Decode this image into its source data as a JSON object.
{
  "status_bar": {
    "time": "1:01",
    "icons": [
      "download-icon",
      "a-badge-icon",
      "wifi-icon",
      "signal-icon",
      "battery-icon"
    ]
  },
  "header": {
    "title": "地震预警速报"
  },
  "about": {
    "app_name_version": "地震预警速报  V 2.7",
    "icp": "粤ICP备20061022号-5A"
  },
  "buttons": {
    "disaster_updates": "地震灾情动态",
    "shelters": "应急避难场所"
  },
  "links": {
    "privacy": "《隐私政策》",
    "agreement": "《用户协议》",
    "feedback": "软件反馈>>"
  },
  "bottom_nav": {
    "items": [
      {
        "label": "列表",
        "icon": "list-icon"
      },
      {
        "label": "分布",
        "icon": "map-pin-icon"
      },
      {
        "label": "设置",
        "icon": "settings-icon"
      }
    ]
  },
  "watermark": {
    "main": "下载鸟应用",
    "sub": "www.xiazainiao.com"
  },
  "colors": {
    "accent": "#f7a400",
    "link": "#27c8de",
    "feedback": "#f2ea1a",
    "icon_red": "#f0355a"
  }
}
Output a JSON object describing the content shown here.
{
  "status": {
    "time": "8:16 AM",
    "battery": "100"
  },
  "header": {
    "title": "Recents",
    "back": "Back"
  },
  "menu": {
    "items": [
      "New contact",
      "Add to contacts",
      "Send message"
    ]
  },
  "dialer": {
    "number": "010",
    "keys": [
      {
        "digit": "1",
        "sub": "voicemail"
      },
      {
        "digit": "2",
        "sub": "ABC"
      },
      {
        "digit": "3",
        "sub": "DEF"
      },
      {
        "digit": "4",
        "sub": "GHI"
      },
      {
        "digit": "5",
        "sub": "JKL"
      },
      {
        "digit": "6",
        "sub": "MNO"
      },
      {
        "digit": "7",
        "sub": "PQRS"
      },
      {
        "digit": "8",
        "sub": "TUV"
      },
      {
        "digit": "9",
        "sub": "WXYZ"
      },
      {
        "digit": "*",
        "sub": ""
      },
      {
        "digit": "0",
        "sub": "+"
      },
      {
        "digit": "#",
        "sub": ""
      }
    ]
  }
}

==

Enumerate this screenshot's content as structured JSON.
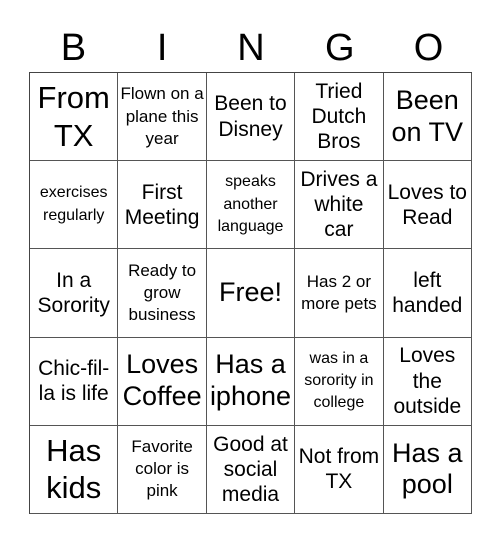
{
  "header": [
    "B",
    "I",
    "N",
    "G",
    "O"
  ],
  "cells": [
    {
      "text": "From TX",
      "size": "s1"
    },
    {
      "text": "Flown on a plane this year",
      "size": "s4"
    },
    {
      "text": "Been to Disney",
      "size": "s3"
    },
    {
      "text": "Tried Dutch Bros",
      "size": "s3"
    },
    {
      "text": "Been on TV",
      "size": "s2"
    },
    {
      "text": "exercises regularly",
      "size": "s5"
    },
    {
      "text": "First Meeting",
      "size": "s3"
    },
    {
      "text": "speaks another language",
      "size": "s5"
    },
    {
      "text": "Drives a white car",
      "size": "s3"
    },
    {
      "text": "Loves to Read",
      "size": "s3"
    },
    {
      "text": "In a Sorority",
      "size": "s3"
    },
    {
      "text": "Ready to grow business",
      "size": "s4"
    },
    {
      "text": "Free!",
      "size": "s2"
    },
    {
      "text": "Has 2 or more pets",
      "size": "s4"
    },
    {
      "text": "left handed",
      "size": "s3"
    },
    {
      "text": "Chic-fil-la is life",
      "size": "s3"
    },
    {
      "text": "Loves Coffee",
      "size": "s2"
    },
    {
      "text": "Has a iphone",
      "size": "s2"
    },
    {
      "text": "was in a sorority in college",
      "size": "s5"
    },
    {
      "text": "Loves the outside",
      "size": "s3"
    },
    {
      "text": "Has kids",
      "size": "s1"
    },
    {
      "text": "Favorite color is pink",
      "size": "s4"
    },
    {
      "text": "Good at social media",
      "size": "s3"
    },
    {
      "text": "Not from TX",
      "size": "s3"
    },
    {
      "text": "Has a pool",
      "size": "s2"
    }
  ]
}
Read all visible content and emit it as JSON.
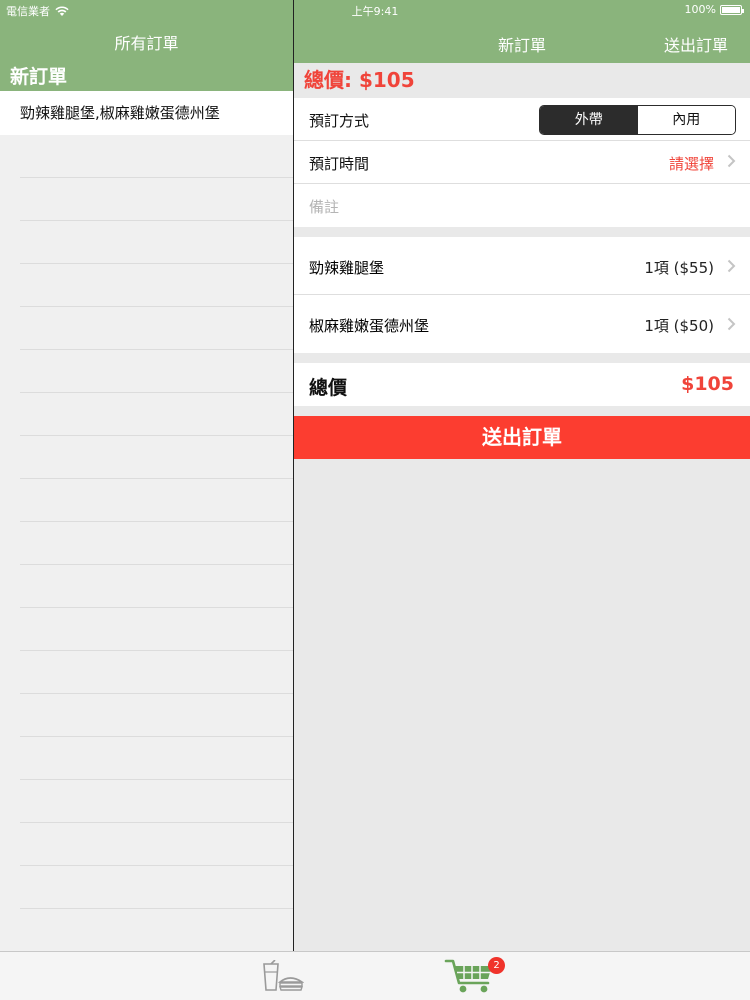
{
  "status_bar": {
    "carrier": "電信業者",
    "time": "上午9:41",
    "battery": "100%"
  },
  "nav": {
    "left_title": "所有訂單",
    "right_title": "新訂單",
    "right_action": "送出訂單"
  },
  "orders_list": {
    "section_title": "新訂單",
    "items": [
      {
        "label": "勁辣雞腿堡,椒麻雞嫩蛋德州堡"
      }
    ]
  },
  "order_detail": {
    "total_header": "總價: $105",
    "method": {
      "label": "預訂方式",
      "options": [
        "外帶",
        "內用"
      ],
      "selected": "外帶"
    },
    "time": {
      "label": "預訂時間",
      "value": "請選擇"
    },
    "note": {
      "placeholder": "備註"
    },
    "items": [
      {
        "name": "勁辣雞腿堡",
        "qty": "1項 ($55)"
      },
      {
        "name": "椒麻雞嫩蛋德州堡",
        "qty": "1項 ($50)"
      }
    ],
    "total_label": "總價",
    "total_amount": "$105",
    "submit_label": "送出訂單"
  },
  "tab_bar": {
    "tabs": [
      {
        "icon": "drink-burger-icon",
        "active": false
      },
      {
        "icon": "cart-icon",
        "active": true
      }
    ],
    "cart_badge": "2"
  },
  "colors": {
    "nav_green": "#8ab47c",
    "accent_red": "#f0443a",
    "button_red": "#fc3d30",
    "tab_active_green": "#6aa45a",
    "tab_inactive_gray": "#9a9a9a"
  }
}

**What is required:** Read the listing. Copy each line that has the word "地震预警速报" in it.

**Response to the task:**
    "title": "地震预警速报"
    "app_name_version": "地震预警速报  V 2.7",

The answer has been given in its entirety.